Return each line of the records below in which the string "current" turns up.

[Element data from apps and pages]
>>

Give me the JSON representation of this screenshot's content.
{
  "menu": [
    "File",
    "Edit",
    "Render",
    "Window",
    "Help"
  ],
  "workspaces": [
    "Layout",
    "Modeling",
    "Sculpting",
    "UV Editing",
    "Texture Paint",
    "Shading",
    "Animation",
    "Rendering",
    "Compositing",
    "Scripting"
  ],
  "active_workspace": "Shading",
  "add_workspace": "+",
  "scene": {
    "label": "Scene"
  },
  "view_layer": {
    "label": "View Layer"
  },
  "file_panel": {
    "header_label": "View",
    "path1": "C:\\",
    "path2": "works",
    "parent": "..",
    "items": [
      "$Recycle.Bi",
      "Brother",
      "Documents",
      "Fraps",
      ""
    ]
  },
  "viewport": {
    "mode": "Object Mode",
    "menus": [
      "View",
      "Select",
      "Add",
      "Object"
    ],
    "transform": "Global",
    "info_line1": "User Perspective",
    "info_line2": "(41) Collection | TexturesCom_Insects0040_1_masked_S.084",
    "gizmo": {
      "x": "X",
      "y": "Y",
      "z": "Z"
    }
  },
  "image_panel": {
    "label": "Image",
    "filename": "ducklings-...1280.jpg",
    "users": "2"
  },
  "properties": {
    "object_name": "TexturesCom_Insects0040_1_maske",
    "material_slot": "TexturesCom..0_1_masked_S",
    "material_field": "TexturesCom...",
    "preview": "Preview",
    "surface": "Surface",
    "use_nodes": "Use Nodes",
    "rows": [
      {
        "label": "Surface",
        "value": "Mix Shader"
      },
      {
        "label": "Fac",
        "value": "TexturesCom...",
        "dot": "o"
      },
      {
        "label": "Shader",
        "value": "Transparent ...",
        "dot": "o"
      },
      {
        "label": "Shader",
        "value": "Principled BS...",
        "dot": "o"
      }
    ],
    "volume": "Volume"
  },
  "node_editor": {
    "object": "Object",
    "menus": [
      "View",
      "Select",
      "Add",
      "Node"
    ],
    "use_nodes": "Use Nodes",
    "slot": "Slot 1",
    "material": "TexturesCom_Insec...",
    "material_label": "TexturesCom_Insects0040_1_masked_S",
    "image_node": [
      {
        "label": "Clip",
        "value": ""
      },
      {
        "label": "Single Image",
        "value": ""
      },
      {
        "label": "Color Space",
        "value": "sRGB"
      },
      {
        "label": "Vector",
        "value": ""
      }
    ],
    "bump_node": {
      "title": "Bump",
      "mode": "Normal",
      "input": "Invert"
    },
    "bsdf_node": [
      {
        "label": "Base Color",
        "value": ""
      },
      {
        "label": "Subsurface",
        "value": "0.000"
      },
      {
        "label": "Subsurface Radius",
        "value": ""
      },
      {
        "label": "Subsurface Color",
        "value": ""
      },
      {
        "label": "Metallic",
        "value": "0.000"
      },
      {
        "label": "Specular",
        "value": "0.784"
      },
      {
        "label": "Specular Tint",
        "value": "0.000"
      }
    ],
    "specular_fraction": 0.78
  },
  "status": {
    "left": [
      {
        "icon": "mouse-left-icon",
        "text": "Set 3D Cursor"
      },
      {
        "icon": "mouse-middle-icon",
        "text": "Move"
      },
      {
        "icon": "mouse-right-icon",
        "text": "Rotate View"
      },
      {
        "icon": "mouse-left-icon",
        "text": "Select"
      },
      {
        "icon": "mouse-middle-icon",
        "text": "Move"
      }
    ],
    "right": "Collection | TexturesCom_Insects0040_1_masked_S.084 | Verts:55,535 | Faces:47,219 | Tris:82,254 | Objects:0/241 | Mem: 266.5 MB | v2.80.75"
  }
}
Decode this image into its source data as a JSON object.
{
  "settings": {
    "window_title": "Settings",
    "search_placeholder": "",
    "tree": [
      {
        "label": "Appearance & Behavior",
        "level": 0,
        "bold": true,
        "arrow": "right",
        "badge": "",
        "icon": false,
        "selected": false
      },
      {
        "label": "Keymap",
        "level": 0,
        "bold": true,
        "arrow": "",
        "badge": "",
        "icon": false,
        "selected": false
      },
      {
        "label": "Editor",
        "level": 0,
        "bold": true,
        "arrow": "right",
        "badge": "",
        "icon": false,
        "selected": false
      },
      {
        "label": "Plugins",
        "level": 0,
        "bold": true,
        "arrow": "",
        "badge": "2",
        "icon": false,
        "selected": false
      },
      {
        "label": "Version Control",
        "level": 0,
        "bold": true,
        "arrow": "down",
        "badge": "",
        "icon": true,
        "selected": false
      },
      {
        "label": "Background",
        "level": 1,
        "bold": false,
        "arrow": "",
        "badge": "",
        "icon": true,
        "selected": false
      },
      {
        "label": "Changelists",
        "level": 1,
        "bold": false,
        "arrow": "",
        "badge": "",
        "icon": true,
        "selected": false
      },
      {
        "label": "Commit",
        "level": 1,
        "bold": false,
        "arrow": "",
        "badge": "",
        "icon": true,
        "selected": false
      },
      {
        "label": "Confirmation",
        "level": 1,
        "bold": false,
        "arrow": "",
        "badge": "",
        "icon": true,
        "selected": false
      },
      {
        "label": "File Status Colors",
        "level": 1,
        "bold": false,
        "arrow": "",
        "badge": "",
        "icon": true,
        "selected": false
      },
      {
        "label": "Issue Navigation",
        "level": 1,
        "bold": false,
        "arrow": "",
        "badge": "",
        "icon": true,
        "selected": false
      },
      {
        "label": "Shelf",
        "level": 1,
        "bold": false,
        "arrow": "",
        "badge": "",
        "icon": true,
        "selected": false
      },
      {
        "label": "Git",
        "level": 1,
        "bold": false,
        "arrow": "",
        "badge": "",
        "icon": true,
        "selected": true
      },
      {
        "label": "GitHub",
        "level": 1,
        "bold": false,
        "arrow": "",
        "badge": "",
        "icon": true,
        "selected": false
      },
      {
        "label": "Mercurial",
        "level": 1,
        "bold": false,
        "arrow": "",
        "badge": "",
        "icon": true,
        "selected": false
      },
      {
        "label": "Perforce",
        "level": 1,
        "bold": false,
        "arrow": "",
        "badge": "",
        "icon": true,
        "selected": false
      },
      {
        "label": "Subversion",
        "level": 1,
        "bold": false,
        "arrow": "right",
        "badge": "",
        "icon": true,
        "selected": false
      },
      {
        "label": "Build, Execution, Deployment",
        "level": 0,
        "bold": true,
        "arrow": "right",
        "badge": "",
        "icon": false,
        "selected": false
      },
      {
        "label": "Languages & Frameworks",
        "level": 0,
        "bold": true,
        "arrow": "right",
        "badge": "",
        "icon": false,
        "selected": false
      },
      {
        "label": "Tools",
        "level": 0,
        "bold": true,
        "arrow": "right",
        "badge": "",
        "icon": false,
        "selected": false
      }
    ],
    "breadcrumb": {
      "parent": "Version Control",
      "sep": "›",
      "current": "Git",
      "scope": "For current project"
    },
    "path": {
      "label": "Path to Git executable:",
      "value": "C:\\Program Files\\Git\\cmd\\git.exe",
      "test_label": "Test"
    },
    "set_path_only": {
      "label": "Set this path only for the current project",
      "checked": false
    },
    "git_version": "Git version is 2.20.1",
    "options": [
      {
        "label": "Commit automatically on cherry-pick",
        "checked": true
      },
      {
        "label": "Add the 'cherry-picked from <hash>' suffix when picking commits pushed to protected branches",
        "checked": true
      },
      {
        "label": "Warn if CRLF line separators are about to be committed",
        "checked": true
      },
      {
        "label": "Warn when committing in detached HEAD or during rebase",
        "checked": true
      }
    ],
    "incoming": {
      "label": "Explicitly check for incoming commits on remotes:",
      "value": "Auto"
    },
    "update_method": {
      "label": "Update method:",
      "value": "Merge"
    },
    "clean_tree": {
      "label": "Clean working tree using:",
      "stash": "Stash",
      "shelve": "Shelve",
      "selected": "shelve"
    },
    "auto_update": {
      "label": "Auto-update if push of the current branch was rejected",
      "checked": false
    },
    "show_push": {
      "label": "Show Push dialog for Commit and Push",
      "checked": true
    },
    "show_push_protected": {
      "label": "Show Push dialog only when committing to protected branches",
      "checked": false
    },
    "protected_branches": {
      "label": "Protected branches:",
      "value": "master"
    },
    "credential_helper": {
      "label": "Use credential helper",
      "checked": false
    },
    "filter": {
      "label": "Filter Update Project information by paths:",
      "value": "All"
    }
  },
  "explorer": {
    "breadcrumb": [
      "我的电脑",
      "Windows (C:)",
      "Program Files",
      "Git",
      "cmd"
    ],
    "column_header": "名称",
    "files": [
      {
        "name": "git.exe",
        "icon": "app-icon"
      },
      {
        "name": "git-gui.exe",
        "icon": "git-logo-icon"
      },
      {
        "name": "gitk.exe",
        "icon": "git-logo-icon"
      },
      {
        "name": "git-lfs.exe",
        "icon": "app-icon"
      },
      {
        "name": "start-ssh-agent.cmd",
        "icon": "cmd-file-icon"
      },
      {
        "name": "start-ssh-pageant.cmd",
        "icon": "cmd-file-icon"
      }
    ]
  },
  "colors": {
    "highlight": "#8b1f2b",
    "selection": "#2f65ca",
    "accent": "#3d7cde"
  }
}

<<

TASK RESULT =
      "current": "Git",
      "scope": "For current project"
      "label": "Set this path only for the current project",
      "label": "Auto-update if push of the current branch was rejected",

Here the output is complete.